[Exercise data]
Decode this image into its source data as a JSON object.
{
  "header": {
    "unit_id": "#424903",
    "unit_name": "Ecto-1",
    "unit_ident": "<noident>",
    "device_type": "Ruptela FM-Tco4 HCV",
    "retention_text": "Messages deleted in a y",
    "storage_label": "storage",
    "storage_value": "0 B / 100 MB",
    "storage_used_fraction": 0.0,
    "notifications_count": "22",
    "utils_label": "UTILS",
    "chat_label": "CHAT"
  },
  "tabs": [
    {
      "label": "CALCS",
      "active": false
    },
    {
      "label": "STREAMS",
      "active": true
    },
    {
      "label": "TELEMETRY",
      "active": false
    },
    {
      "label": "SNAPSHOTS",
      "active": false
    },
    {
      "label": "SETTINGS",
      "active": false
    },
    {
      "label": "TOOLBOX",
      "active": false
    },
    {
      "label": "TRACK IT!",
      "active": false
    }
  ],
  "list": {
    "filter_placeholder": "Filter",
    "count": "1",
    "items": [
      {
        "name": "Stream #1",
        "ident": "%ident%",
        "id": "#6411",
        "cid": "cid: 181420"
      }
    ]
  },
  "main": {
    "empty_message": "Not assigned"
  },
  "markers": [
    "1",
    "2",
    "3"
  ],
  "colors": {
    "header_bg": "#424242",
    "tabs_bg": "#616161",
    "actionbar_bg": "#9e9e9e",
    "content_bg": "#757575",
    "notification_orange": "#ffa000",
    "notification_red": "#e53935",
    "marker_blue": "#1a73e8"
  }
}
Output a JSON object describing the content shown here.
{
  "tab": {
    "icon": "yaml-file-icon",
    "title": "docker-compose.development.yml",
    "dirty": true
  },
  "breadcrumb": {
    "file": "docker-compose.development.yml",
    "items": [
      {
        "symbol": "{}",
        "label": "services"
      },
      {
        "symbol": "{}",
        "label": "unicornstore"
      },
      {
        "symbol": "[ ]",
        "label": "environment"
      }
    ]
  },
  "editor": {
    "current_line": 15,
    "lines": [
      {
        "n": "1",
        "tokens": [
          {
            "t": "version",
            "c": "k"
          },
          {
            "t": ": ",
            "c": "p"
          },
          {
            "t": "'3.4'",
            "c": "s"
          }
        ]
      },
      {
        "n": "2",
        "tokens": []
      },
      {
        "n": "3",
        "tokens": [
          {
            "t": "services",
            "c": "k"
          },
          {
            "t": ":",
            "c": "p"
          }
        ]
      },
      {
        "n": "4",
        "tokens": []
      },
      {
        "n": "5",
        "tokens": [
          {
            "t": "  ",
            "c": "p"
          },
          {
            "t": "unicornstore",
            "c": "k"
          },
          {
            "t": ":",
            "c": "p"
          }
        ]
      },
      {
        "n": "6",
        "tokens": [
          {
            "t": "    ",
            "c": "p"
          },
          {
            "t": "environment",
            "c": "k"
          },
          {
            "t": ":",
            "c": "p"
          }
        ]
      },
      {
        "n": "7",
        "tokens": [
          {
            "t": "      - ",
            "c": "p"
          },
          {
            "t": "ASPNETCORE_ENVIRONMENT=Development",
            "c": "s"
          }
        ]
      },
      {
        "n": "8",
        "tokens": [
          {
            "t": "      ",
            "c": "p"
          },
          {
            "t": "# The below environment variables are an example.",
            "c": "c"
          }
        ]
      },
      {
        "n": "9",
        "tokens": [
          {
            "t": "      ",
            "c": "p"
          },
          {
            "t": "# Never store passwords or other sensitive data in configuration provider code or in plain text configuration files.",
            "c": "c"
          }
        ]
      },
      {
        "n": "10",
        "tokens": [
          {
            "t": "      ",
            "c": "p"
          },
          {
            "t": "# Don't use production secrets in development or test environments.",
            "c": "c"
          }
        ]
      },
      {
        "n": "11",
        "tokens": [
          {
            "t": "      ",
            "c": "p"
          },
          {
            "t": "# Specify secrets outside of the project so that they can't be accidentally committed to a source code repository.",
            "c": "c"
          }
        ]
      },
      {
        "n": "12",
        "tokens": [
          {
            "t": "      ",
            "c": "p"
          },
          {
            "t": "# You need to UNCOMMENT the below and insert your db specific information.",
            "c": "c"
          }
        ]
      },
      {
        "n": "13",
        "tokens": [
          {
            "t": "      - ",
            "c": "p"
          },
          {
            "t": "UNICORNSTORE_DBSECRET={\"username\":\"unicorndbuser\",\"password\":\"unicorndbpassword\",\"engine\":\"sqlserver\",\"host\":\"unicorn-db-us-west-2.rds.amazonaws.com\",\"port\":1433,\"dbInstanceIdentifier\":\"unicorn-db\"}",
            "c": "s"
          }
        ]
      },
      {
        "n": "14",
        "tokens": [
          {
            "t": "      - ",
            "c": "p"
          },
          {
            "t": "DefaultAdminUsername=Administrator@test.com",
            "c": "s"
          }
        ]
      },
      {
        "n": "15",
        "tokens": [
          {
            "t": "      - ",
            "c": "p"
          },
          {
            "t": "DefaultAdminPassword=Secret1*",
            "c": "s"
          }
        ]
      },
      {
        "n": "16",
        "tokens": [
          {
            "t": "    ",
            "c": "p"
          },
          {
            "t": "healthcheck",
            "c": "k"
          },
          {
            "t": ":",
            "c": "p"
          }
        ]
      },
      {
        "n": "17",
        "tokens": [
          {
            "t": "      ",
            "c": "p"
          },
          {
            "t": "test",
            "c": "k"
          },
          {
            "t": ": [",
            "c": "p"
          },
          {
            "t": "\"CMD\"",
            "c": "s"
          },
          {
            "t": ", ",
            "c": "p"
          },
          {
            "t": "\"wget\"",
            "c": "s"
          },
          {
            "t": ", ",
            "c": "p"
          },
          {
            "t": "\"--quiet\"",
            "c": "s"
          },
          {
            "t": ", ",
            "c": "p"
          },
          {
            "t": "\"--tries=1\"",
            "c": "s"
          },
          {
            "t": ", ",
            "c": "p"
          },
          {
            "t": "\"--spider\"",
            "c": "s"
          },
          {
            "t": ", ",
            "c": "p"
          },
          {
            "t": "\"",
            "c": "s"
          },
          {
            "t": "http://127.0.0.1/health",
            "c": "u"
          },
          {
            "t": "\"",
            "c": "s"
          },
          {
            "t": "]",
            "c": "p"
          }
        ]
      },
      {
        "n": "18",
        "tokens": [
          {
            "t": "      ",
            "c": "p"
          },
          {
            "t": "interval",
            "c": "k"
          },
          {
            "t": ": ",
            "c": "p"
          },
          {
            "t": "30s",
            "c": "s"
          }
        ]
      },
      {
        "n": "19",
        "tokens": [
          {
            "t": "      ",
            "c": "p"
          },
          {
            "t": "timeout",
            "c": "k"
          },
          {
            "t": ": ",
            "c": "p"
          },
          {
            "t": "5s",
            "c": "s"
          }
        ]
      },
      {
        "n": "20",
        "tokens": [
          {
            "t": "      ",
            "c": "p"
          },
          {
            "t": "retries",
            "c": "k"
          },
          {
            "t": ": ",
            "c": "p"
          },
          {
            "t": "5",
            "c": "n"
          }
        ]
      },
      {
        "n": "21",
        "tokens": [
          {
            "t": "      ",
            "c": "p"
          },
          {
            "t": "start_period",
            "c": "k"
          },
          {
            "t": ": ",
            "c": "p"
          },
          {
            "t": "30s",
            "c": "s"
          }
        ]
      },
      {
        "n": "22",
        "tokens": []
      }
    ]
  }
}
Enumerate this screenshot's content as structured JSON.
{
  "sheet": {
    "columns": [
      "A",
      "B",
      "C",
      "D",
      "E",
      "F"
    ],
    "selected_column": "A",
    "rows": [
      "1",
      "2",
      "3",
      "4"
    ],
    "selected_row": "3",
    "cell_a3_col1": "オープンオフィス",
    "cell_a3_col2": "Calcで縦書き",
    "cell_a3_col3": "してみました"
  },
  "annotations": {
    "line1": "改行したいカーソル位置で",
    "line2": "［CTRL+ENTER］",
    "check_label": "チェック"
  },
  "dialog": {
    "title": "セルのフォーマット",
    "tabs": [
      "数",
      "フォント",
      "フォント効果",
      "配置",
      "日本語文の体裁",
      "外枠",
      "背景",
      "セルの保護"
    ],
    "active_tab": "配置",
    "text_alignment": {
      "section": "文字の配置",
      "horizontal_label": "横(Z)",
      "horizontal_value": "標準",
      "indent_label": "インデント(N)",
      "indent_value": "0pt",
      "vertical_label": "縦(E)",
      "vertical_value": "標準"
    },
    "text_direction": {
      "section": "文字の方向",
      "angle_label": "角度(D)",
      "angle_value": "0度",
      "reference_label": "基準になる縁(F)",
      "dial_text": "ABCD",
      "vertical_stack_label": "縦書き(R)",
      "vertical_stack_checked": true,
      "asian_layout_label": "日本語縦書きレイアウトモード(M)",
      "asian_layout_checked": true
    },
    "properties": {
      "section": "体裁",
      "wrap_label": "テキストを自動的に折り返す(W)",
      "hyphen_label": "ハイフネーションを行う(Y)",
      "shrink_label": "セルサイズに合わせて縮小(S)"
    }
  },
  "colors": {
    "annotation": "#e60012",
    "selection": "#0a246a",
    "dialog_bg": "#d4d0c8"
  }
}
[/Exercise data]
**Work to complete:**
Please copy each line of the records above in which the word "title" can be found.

**Response to this exercise:**
    "title": "docker-compose.development.yml",
    "title": "セルのフォーマット",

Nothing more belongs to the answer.